Recorded data
* * * * *

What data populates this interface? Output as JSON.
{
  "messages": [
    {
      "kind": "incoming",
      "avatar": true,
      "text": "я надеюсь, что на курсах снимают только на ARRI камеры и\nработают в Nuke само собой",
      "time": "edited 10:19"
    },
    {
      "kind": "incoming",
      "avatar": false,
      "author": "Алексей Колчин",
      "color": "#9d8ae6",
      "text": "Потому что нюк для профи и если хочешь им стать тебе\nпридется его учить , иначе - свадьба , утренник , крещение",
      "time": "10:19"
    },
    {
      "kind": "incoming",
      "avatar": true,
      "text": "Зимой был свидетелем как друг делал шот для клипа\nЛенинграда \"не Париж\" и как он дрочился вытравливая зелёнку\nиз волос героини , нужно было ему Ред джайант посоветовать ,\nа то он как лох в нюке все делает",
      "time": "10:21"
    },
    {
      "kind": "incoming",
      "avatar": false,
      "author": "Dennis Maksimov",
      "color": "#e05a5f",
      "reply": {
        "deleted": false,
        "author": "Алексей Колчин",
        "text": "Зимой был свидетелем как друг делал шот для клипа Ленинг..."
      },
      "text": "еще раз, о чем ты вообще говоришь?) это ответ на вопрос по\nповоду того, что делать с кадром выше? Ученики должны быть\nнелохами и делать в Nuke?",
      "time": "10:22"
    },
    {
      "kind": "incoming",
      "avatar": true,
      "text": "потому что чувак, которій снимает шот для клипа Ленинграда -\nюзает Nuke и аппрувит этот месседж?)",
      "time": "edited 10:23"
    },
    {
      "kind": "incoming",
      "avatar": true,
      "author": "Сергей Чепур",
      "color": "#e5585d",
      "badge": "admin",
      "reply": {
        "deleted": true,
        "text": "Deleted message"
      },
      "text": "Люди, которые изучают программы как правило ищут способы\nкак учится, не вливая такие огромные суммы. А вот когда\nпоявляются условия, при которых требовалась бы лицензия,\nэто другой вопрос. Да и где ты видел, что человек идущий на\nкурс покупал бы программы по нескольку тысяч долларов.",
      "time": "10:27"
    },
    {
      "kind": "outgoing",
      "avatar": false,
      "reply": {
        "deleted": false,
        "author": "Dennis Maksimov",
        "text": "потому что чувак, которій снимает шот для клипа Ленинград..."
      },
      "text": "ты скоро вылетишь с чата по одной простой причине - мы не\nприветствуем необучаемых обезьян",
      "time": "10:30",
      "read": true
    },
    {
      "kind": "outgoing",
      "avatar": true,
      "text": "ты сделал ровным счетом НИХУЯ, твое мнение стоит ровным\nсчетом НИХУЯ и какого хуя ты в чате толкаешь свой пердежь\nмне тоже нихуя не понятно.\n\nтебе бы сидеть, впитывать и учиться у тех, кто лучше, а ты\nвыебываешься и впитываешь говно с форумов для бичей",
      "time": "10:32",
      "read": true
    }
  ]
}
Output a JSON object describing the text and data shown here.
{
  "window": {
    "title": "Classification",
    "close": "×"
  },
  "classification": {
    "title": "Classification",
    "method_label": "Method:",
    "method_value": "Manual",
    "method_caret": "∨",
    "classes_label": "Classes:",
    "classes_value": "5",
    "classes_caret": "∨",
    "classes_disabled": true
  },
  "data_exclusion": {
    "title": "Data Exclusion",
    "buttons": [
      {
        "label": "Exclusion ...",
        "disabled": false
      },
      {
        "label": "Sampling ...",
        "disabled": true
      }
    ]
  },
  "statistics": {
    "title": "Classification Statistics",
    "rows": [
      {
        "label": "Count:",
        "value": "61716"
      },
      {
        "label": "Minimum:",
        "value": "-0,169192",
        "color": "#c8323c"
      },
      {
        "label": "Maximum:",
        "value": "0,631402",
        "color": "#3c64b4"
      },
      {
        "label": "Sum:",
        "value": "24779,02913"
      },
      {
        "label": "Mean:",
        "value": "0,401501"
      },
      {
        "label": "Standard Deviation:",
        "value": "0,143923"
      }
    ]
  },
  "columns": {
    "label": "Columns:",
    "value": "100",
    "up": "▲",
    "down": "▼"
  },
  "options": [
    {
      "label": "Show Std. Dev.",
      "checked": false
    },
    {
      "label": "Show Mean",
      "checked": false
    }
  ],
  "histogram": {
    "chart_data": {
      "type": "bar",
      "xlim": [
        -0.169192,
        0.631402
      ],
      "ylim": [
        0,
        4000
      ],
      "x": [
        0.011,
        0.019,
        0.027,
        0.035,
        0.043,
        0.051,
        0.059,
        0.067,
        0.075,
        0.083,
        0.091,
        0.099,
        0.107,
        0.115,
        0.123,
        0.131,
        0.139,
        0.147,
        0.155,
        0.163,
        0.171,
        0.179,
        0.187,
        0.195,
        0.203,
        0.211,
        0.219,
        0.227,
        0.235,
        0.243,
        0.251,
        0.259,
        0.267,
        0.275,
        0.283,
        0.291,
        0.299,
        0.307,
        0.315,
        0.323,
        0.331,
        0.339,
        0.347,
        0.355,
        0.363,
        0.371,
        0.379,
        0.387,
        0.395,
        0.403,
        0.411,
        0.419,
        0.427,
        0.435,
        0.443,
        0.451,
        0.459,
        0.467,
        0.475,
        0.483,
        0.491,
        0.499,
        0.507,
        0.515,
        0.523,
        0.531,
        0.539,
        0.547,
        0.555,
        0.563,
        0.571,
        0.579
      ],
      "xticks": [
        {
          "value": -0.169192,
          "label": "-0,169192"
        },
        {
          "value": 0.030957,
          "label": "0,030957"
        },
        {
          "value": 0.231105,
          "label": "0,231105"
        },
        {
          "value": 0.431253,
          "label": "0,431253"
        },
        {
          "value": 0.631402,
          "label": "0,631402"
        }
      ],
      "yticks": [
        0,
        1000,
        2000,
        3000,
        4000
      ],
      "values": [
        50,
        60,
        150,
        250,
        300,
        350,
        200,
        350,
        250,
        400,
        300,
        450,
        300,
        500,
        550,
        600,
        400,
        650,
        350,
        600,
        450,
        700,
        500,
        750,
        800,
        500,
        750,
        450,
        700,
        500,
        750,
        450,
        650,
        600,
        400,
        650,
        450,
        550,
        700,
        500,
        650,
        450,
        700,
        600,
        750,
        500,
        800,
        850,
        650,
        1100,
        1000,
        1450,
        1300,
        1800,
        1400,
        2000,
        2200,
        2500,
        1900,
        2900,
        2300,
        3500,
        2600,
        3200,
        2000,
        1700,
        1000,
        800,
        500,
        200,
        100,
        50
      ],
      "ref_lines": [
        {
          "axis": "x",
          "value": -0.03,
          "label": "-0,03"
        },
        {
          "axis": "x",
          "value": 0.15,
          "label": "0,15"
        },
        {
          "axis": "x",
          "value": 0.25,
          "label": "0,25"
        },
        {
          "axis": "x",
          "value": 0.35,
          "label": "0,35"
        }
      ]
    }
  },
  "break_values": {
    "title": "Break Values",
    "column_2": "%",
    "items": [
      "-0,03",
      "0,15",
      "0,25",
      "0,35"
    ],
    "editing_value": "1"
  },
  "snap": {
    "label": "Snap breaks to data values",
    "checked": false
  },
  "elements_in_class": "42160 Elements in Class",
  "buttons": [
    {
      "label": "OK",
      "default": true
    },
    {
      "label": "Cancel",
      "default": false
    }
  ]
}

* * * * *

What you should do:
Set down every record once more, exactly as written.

Task result:
What data populates this interface? Output as JSON.
{
  "messages": [
    {
      "kind": "incoming",
      "avatar": true,
      "text": "я надеюсь, что на курсах снимают только на ARRI камеры и\nработают в Nuke само собой",
      "time": "edited 10:19"
    },
    {
      "kind": "incoming",
      "avatar": false,
      "author": "Алексей Колчин",
      "color": "#9d8ae6",
      "text": "Потому что нюк для профи и если хочешь им стать тебе\nпридется его учить , иначе - свадьба , утренник , крещение",
      "time": "10:19"
    },
    {
      "kind": "incoming",
      "avatar": true,
      "text": "Зимой был свидетелем как друг делал шот для клипа\nЛенинграда \"не Париж\" и как он дрочился вытравливая зелёнку\nиз волос героини , нужно было ему Ред джайант посоветовать ,\nа то он как лох в нюке все делает",
      "time": "10:21"
    },
    {
      "kind": "incoming",
      "avatar": false,
      "author": "Dennis Maksimov",
      "color": "#e05a5f",
      "reply": {
        "deleted": false,
        "author": "Алексей Колчин",
        "text": "Зимой был свидетелем как друг делал шот для клипа Ленинг..."
      },
      "text": "еще раз, о чем ты вообще говоришь?) это ответ на вопрос по\nповоду того, что делать с кадром выше? Ученики должны быть\nнелохами и делать в Nuke?",
      "time": "10:22"
    },
    {
      "kind": "incoming",
      "avatar": true,
      "text": "потому что чувак, которій снимает шот для клипа Ленинграда -\nюзает Nuke и аппрувит этот месседж?)",
      "time": "edited 10:23"
    },
    {
      "kind": "incoming",
      "avatar": true,
      "author": "Сергей Чепур",
      "color": "#e5585d",
      "badge": "admin",
      "reply": {
        "deleted": true,
        "text": "Deleted message"
      },
      "text": "Люди, которые изучают программы как правило ищут способы\nкак учится, не вливая такие огромные суммы. А вот когда\nпоявляются условия, при которых требовалась бы лицензия,\nэто другой вопрос. Да и где ты видел, что человек идущий на\nкурс покупал бы программы по нескольку тысяч долларов.",
      "time": "10:27"
    },
    {
      "kind": "outgoing",
      "avatar": false,
      "reply": {
        "deleted": false,
        "author": "Dennis Maksimov",
        "text": "потому что чувак, которій снимает шот для клипа Ленинград..."
      },
      "text": "ты скоро вылетишь с чата по одной простой причине - мы не\nприветствуем необучаемых обезьян",
      "time": "10:30",
      "read": true
    },
    {
      "kind": "outgoing",
      "avatar": true,
      "text": "ты сделал ровным счетом НИХУЯ, твое мнение стоит ровным\nсчетом НИХУЯ и какого хуя ты в чате толкаешь свой пердежь\nмне тоже нихуя не понятно.\n\nтебе бы сидеть, впитывать и учиться у тех, кто лучше, а ты\nвыебываешься и впитываешь говно с форумов для бичей",
      "time": "10:32",
      "read": true
    }
  ]
}
Output a JSON object describing the text and data shown here.
{
  "window": {
    "title": "Classification",
    "close": "×"
  },
  "classification": {
    "title": "Classification",
    "method_label": "Method:",
    "method_value": "Manual",
    "method_caret": "∨",
    "classes_label": "Classes:",
    "classes_value": "5",
    "classes_caret": "∨",
    "classes_disabled": true
  },
  "data_exclusion": {
    "title": "Data Exclusion",
    "buttons": [
      {
        "label": "Exclusion ...",
        "disabled": false
      },
      {
        "label": "Sampling ...",
        "disabled": true
      }
    ]
  },
  "statistics": {
    "title": "Classification Statistics",
    "rows": [
      {
        "label": "Count:",
        "value": "61716"
      },
      {
        "label": "Minimum:",
        "value": "-0,169192",
        "color": "#c8323c"
      },
      {
        "label": "Maximum:",
        "value": "0,631402",
        "color": "#3c64b4"
      },
      {
        "label": "Sum:",
        "value": "24779,02913"
      },
      {
        "label": "Mean:",
        "value": "0,401501"
      },
      {
        "label": "Standard Deviation:",
        "value": "0,143923"
      }
    ]
  },
  "columns": {
    "label": "Columns:",
    "value": "100",
    "up": "▲",
    "down": "▼"
  },
  "options": [
    {
      "label": "Show Std. Dev.",
      "checked": false
    },
    {
      "label": "Show Mean",
      "checked": false
    }
  ],
  "histogram": {
    "chart_data": {
      "type": "bar",
      "xlim": [
        -0.169192,
        0.631402
      ],
      "ylim": [
        0,
        4000
      ],
      "x": [
        0.011,
        0.019,
        0.027,
        0.035,
        0.043,
        0.051,
        0.059,
        0.067,
        0.075,
        0.083,
        0.091,
        0.099,
        0.107,
        0.115,
        0.123,
        0.131,
        0.139,
        0.147,
        0.155,
        0.163,
        0.171,
        0.179,
        0.187,
        0.195,
        0.203,
        0.211,
        0.219,
        0.227,
        0.235,
        0.243,
        0.251,
        0.259,
        0.267,
        0.275,
        0.283,
        0.291,
        0.299,
        0.307,
        0.315,
        0.323,
        0.331,
        0.339,
        0.347,
        0.355,
        0.363,
        0.371,
        0.379,
        0.387,
        0.395,
        0.403,
        0.411,
        0.419,
        0.427,
        0.435,
        0.443,
        0.451,
        0.459,
        0.467,
        0.475,
        0.483,
        0.491,
        0.499,
        0.507,
        0.515,
        0.523,
        0.531,
        0.539,
        0.547,
        0.555,
        0.563,
        0.571,
        0.579
      ],
      "xticks": [
        {
          "value": -0.169192,
          "label": "-0,169192"
        },
        {
          "value": 0.030957,
          "label": "0,030957"
        },
        {
          "value": 0.231105,
          "label": "0,231105"
        },
        {
          "value": 0.431253,
          "label": "0,431253"
        },
        {
          "value": 0.631402,
          "label": "0,631402"
        }
      ],
      "yticks": [
        0,
        1000,
        2000,
        3000,
        4000
      ],
      "values": [
        50,
        60,
        150,
        250,
        300,
        350,
        200,
        350,
        250,
        400,
        300,
        450,
        300,
        500,
        550,
        600,
        400,
        650,
        350,
        600,
        450,
        700,
        500,
        750,
        800,
        500,
        750,
        450,
        700,
        500,
        750,
        450,
        650,
        600,
        400,
        650,
        450,
        550,
        700,
        500,
        650,
        450,
        700,
        600,
        750,
        500,
        800,
        850,
        650,
        1100,
        1000,
        1450,
        1300,
        1800,
        1400,
        2000,
        2200,
        2500,
        1900,
        2900,
        2300,
        3500,
        2600,
        3200,
        2000,
        1700,
        1000,
        800,
        500,
        200,
        100,
        50
      ],
      "ref_lines": [
        {
          "axis": "x",
          "value": -0.03,
          "label": "-0,03"
        },
        {
          "axis": "x",
          "value": 0.15,
          "label": "0,15"
        },
        {
          "axis": "x",
          "value": 0.25,
          "label": "0,25"
        },
        {
          "axis": "x",
          "value": 0.35,
          "label": "0,35"
        }
      ]
    }
  },
  "break_values": {
    "title": "Break Values",
    "column_2": "%",
    "items": [
      "-0,03",
      "0,15",
      "0,25",
      "0,35"
    ],
    "editing_value": "1"
  },
  "snap": {
    "label": "Snap breaks to data values",
    "checked": false
  },
  "elements_in_class": "42160 Elements in Class",
  "buttons": [
    {
      "label": "OK",
      "default": true
    },
    {
      "label": "Cancel",
      "default": false
    }
  ]
}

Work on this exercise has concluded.